Visual distress signals, especially pyrotechnic devices, are typically not deployed just to practice. In fact, it’s against the law. That’s why many people are not familiar with how to safely use and care for these devices. To show you how to use visual distress signals as designed and to use them safely, check out our Foundation Findings www.boatus.org/findings/45/
The requirement to carry visual distress signals for recreational boaters states that all boats when used on coastal waters, which includes the Great Lakes, the territorial seas and those waters directly connected to the Great Lakes and the territorial seas, up to a point where the waters are less than two miles wide, and boats owned in the United States when operating on the high seas to be equipped with visual distress signals. There are just a handful of exceptions so you should always check your state regulations to be certain you comply.
Regardless of exemptions, all boaters should be able to signal for help. Boaters must have current dated US Coast Guard-approved day and night signals for all boats operating on coastal and open bodies of water. Federal requirements are as follows:
For boats under 16’ in length: Distress signals are only required when operating between sunset and sunrise. If operating at night, one electric distress light or three combination day/night red flares are required.
For boats 16’ in length or greater: One orange distress flag and one electric distress light –or- three handheld or floating orange smoke signals and one electric distress light –or- three combination day/night red flares; handheld, meteor or parachute type.
What’s Right for You?
All distress signaling devices have both advantages and disadvantages. The most popular, because of cost, are probably the smaller pyrotechnic devices. Pyrotechnics make excellent distress signals, universally recognized as such, but they have the drawback that they can be used only once. Additionally, there is a potential for both injury and property damage if not properly handled. Pyrotechnics devices have a very hot flame, and slag (molten discharge) can cause burns and ignite material that burns easily. Projected devices, such as pistol launched and hand-held parachute flares and meteor flares, have many of the same characteristics of a firearm and must be handled with the same caution and respect. The very best flares available in terms of brightness and duration are labeled SOLAS which go above and beyond US Coast Guard minimums. Watch video here:

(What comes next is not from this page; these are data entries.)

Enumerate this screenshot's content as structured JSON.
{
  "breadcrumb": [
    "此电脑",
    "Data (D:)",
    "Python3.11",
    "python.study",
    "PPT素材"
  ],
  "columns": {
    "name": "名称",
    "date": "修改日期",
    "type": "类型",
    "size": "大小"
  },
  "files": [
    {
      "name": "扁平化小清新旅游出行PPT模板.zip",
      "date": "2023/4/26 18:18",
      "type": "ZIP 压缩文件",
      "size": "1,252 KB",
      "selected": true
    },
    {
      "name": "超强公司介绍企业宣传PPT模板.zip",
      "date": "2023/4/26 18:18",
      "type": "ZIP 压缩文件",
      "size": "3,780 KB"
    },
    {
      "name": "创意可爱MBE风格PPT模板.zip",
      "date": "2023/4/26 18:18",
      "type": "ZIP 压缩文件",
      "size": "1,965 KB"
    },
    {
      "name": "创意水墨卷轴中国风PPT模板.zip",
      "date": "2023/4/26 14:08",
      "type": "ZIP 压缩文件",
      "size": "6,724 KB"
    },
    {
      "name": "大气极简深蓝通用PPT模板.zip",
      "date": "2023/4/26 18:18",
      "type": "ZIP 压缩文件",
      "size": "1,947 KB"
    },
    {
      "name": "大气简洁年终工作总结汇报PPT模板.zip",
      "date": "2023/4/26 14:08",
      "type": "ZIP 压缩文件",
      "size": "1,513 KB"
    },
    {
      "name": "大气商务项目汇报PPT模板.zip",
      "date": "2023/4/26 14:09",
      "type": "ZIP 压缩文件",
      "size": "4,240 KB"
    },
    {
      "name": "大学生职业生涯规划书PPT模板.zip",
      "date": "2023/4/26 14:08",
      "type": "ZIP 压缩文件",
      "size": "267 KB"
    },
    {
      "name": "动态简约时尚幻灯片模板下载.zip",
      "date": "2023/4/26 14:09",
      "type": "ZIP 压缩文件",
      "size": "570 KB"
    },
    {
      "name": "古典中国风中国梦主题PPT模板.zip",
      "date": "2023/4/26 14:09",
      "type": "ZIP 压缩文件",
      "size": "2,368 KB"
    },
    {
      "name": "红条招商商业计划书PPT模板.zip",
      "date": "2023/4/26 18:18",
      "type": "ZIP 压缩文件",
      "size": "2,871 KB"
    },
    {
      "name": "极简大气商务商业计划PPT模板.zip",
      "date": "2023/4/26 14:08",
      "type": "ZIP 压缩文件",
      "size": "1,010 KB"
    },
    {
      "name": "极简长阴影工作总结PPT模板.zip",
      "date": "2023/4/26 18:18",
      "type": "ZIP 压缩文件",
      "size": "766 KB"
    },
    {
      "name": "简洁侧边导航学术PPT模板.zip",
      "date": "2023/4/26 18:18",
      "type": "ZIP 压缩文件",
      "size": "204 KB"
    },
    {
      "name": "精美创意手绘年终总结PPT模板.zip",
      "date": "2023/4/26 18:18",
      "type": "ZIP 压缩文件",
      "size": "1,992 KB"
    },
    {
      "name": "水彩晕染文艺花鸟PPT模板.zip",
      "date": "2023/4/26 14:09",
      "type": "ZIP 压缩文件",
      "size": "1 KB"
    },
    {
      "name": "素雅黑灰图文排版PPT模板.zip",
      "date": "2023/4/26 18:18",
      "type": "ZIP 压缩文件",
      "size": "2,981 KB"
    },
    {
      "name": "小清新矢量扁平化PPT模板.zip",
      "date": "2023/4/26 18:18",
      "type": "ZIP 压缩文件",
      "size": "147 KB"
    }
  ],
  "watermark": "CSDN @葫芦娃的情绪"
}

VIDEO on the page TITLED NIGHT USE ONLY The hand-held and the floating orange smoke signaling devices are excellent (if not the best) day signals, especially on clear days. Both signals are most effective with light to moderate winds. However, in higher winds the winds tend to disperse the orange signal cloud which makes it harder to see. Watch this video on day use flares to see smoke flares in action.
What if you see a Visual Distress Signal given off by another vessel?
The unwritten law of the sea requires that a mariner come to the aid of a mariner in distress. Therefore, should you see a distress signal, immediate and positive action should be taken. Notify the nearest Coast Guard station or State authority by radio. Channel 9 on CB and Channel 16 on VHF marine radio (156.8 MHz) are recognized distress channels. If you can assist the stricken vessel without endangering yourself, you should. The Federal Boat Safety Act of 1971 contains a "Good Samaritan" clause stating: "Any person ....who gratuitously and in good faith renders assistance at the scene of a vessel collision, accident, or other casualty without objection of any person assisted, shall not be held liable for any act or omission in providing or arranging salvage, towage, medical treatment, or other assistance where the assisting person acts as an ordinary, reasonably prudent man or woman would have acted under the same or similar circumstances."